Mises Daily Articles
The Economy Pulls an All-Nighter
When economic times are good, people pay very little attention to the work of economists. Only when an economy experiences a downturn do people come to economists asking how this latest disaster happened and how do we get out of it. Unfortunately, the economist tends to speak in a cryptic language using references to things like the NAIRU, the short and long-run Phillips curves, and detrended variables found in stochastic processes.
While the Austrian Business Cycle theory (ABCT) doesn't contain as much jargon as alternative theories of the business cycle, the ABCT is a complex theory that sometimes seems just as confusing and impenetrable to the average reader. In order to overcome this obstacle, perhaps an explanation and an analogy may help. In the course of a business cycle, the ABCT observes that the economy moves through five phases: credit expansion, a malinvestment boom, a crunch, a recession, and a recovery phase.
The Austrian theory states that the initial cause of the business cycle is an artificial injection of credit into the economy. This injection falsifies market signals which induce entrepreneurs to engage in investment projects that are not in alignment with the wishes of the consuming public. These projects are called "malinvestments." While the malinvestments are under construction, there is a boom in the economy. However, this artificial high cannot last forever and sooner or later there is a crunch. The economy either hits a credit crunch (with rising interest rates), a real resource crunch (with rising input prices), or a combination of the two. As the interest rates and prices rise, the malinvestments are liquidated. Much pain is involved in the liquidation process. Only after the malinvestments are cleared from the system will the economy have a solid foundation on which to recover.
To help explain this complex story, an analogy seems to help. Suppose that, in his 8:00 a.m. class, a student was assigned a paper which is due tomorrow. Of course, he has not yet started working on it. In order to finish the paper on time, he decides to pull an "all-nighter."
As he types along, he starts to feel sleepy. So what he does he do? He takes some No-Doze and chases it down with a Jolt Cola ("Twice the Caffeine, and All the Sugar") This artificial stimulant puts him on an artificial high. Around 2:00 a.m., the effects of the caffeine start to wear off and he has a choice: either take more caffeine or go to bed. Since he is not done with his paper, he chooses to take more caffeine, but this time he has to increase the dosage to get the same effect.
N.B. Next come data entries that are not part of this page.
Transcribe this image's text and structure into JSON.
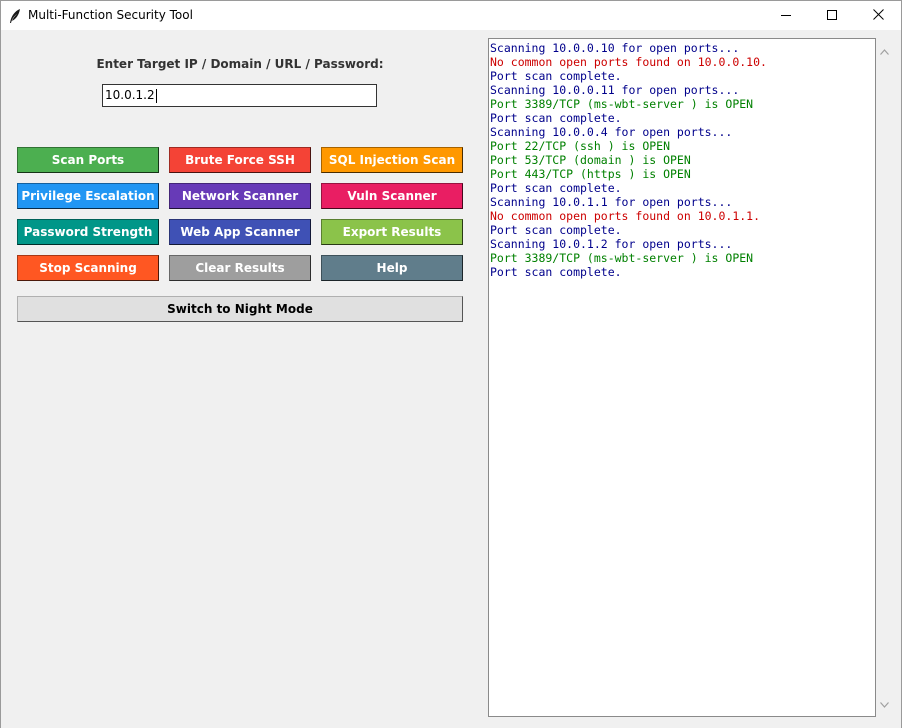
{
  "window": {
    "title": "Multi-Function Security Tool"
  },
  "form": {
    "prompt": "Enter Target IP / Domain / URL / Password:",
    "target_value": "10.0.1.2"
  },
  "buttons": [
    {
      "id": "scan-ports-button",
      "label": "Scan Ports",
      "color": "#4caf50",
      "col": 1,
      "row": 1
    },
    {
      "id": "brute-force-ssh-button",
      "label": "Brute Force SSH",
      "color": "#f44336",
      "col": 2,
      "row": 1
    },
    {
      "id": "sql-injection-scan-button",
      "label": "SQL Injection Scan",
      "color": "#ff9800",
      "col": 3,
      "row": 1
    },
    {
      "id": "privilege-escalation-button",
      "label": "Privilege Escalation",
      "color": "#2196f3",
      "col": 1,
      "row": 2
    },
    {
      "id": "network-scanner-button",
      "label": "Network Scanner",
      "color": "#673ab7",
      "col": 2,
      "row": 2
    },
    {
      "id": "vuln-scanner-button",
      "label": "Vuln Scanner",
      "color": "#e91e63",
      "col": 3,
      "row": 2
    },
    {
      "id": "password-strength-button",
      "label": "Password Strength",
      "color": "#009688",
      "col": 1,
      "row": 3
    },
    {
      "id": "web-app-scanner-button",
      "label": "Web App Scanner",
      "color": "#3f51b5",
      "col": 2,
      "row": 3
    },
    {
      "id": "export-results-button",
      "label": "Export Results",
      "color": "#8bc34a",
      "col": 3,
      "row": 3
    },
    {
      "id": "stop-scanning-button",
      "label": "Stop Scanning",
      "color": "#ff5722",
      "col": 1,
      "row": 4
    },
    {
      "id": "clear-results-button",
      "label": "Clear Results",
      "color": "#9e9e9e",
      "col": 2,
      "row": 4
    },
    {
      "id": "help-button",
      "label": "Help",
      "color": "#607d8b",
      "col": 3,
      "row": 4
    }
  ],
  "night_mode": {
    "label": "Switch to Night Mode"
  },
  "output": {
    "lines": [
      {
        "text": "Scanning 10.0.0.10 for open ports...",
        "kind": "info"
      },
      {
        "text": "No common open ports found on 10.0.0.10.",
        "kind": "error"
      },
      {
        "text": "Port scan complete.",
        "kind": "info"
      },
      {
        "text": "Scanning 10.0.0.11 for open ports...",
        "kind": "info"
      },
      {
        "text": "Port 3389/TCP (ms-wbt-server ) is OPEN",
        "kind": "open"
      },
      {
        "text": "Port scan complete.",
        "kind": "info"
      },
      {
        "text": "Scanning 10.0.0.4 for open ports...",
        "kind": "info"
      },
      {
        "text": "Port 22/TCP (ssh ) is OPEN",
        "kind": "open"
      },
      {
        "text": "Port 53/TCP (domain ) is OPEN",
        "kind": "open"
      },
      {
        "text": "Port 443/TCP (https ) is OPEN",
        "kind": "open"
      },
      {
        "text": "Port scan complete.",
        "kind": "info"
      },
      {
        "text": "Scanning 10.0.1.1 for open ports...",
        "kind": "info"
      },
      {
        "text": "No common open ports found on 10.0.1.1.",
        "kind": "error"
      },
      {
        "text": "Port scan complete.",
        "kind": "info"
      },
      {
        "text": "Scanning 10.0.1.2 for open ports...",
        "kind": "info"
      },
      {
        "text": "Port 3389/TCP (ms-wbt-server ) is OPEN",
        "kind": "open"
      },
      {
        "text": "Port scan complete.",
        "kind": "info"
      }
    ],
    "colors": {
      "info": "#00008b",
      "error": "#cc0000",
      "open": "#008000"
    }
  },
  "icons": {
    "app": "feather-icon",
    "minimize": "minimize-icon",
    "maximize": "maximize-icon",
    "close": "close-icon",
    "scroll_up": "chevron-up-icon",
    "scroll_down": "chevron-down-icon"
  }
}
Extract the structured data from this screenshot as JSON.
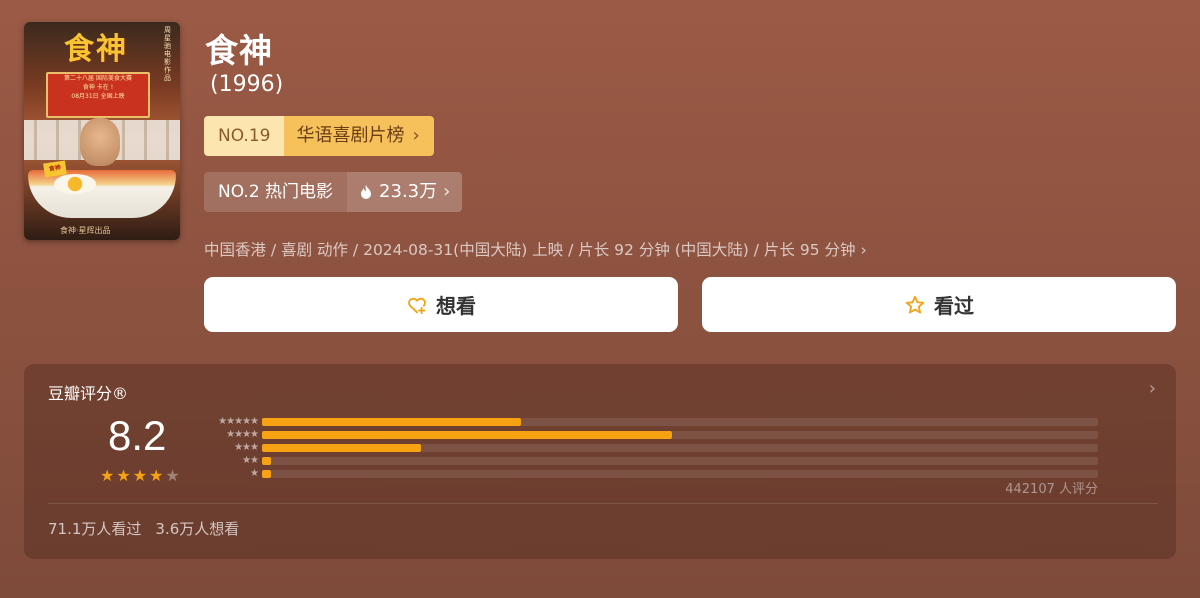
{
  "movie": {
    "title": "食神",
    "year": "(1996)",
    "poster": {
      "title_art": "食神",
      "banner_lines": [
        "第二十八届 国际美食大赛",
        "食神 卡在 !",
        "08月31日 全国上映"
      ],
      "side_text": "周星驰 电影作品",
      "bottom_text": "食神·星辉出品",
      "tag": "食神"
    }
  },
  "rank_primary": {
    "no": "NO.19",
    "name": "华语喜剧片榜"
  },
  "rank_secondary": {
    "no": "NO.2 热门电影",
    "hot_value": "23.3万"
  },
  "meta_line": "中国香港 / 喜剧 动作 / 2024-08-31(中国大陆) 上映 / 片长 92 分钟 (中国大陆) / 片长 95 分钟",
  "actions": {
    "want_label": "想看",
    "seen_label": "看过"
  },
  "rating": {
    "title": "豆瓣评分®",
    "score": "8.2",
    "stars_filled": 4,
    "stars_total": 5,
    "rating_count": "442107 人评分",
    "distribution": [
      {
        "stars": 5,
        "fraction": 0.31
      },
      {
        "stars": 4,
        "fraction": 0.49
      },
      {
        "stars": 3,
        "fraction": 0.19
      },
      {
        "stars": 2,
        "fraction": 0.01
      },
      {
        "stars": 1,
        "fraction": 0.01
      }
    ],
    "seen_count": "71.1万人看过",
    "want_count": "3.6万人想看"
  },
  "colors": {
    "accent": "#f6a213",
    "rank_badge_light": "#fde5b0",
    "rank_badge": "#f6c15a",
    "background": "#8f5441"
  },
  "icons": {
    "hot": "flame-icon",
    "want": "heart-plus-icon",
    "seen": "star-outline-icon"
  }
}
The additional credit in the economy has the same effect as the caffeine in this example. The economy is sent on an artificial boom. The effects of the new credit eventually wear off as the stimulus on real business activity is transformed into increases in prices. The monetary authorities face a choice between further expanding the money supply, or letting the economy "go to sleep." However, an economy doesn't go to sleep, instead it must clear out the effects of the stimulant through the process of liquidation. When the monetary authorities expand the money supply, they must expand it at a rate greater than before to get the same effect.
Now our procrastinating student's roommate comes back from a late night of studying and finds his friend asleep at the keyboard. Knowing that his friend's grade depends on this paper, the roommate wakes him. The student gulps down more caffeine, and gets back to work. However, his mental processes are not at 100% efficiency. He tries to be productive, but his body is reaching its limit. His roommate finds him asleep at the keyboard, yet again, and rouses him. Again the student is jarred back to consciousness. Again our hapless student is not working productively.
When the monetary authority tries to stimulate the economy before the malinvestments are fully liquidated, it is acting in the same manner as the persistent roommate. The economy attempts to get back to previous levels of growth, but because there are many malinvestments that are tied up in nonproductive activities, the economy cannot achieve its potential.
Finally, the student is done with his paper and rushes to his 8:00 a.m. class to hand it in. Now, he can "crash." However, the economy is not so lucky. It is never able to sleep, but it can crash. There comes a point where there are so many resources tied up in malinvestments that a real resource crunch occurs. There are too few resources to complete all the current projects. Despite the monetary authorities best efforts to "wake up" the economy, it refuses to get back to high levels of growth. It must go through the liquidation process (sleep) before it can again recover on a solid foundation.
Let's say the student is only permitted a few hours sleep before he is awakened again, perhaps by a phone call from his teacher. He is told that he must do revisions. He gets to work on them but, again, the student underperforms. So he is awakened again to undertake more revisions. This wake-sleep pattern continues as the student enters into a long decline. This is an interdeterminate stage of the cycle that corresponds very closely to what in economics is considered a secular stagnation of underperformance punctuated by bursts of positive signs which only lead to disappointment. The policy authorities try every method to "get the economy going" again (deficit spending, more inflation, protectionism, etc.) but the positive effect, to the extent there is one, is always short term. This seems to correspond to where the US is today.
The lessons from this tale are not only to avoid procrastination and do one's papers early, it also recommends to the monetary authority, that despite the temporary benefits of credit stimulation, the result is a recession. Furthermore, once a malinvestment boom is underway, a recession is a necessary step to return the economy back to a healthy growth rate. Let the student sleep so that he can do better work later!